“When an Aboriginal person comes through the service, my colleagues will consult me as a first step, before the person is assigned to a worker. It’s a way for us to ensure that Aboriginal people get the most suitable and best possible service,” Dan says.
“I’m lucky to have the support of VACCA and The Orange Door to pursue our approach, which is ‘Aboriginal people working in the Aboriginal way.’”
Reflecting on the career pathway that led to his current role, Dan highlights the importance of being a good listener, being prepared and of taking time to reflect.
“You must have good listening skills and you must be prepared to hear about some pretty awful behaviour,” Dan says.
“Secondly, you have to understand your role. When we’re recruiting new workers, I think it’s very important they understand exactly what we do and the sorts of things you have to deal with. It’s hard not to be affected by it. But no matter what you hear, you have to remember that you’re there to help.
“What I love most about my work is helping someone break free from the cycle of violence – it could be the affected family member, or it could be the children.

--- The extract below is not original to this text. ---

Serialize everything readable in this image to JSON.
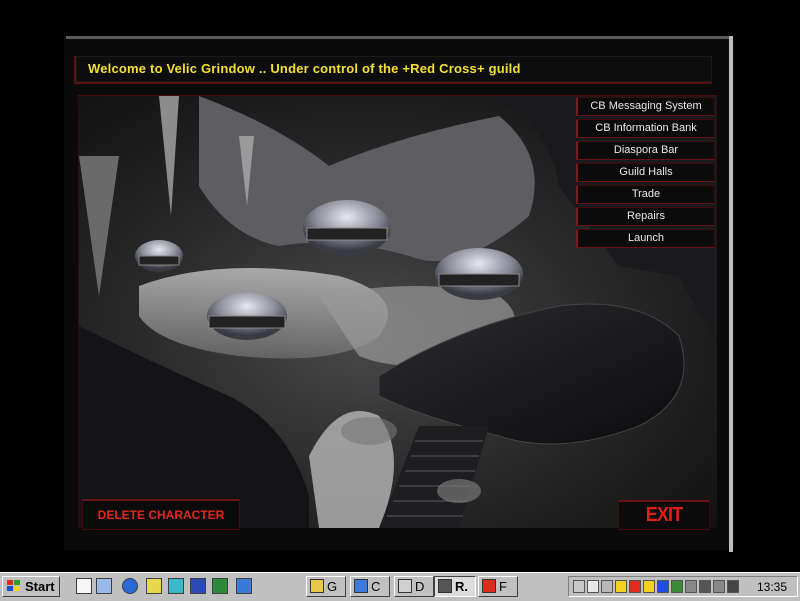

“You’re helping them get away from something that has troubled them for a long time. You’re helping to change their life and seeing them change as people, developing a sense of self-empowerment and self-determination. It’s a new freedom they might not have felt for years.
“Family violence can be a challenging area to work in for a sustained period. But for me, the guiding light is the moment when I can say to someone, ‘Right now, you’re going through this. But we’re going to help you get out of it.’”
Reviewed 18 February 2021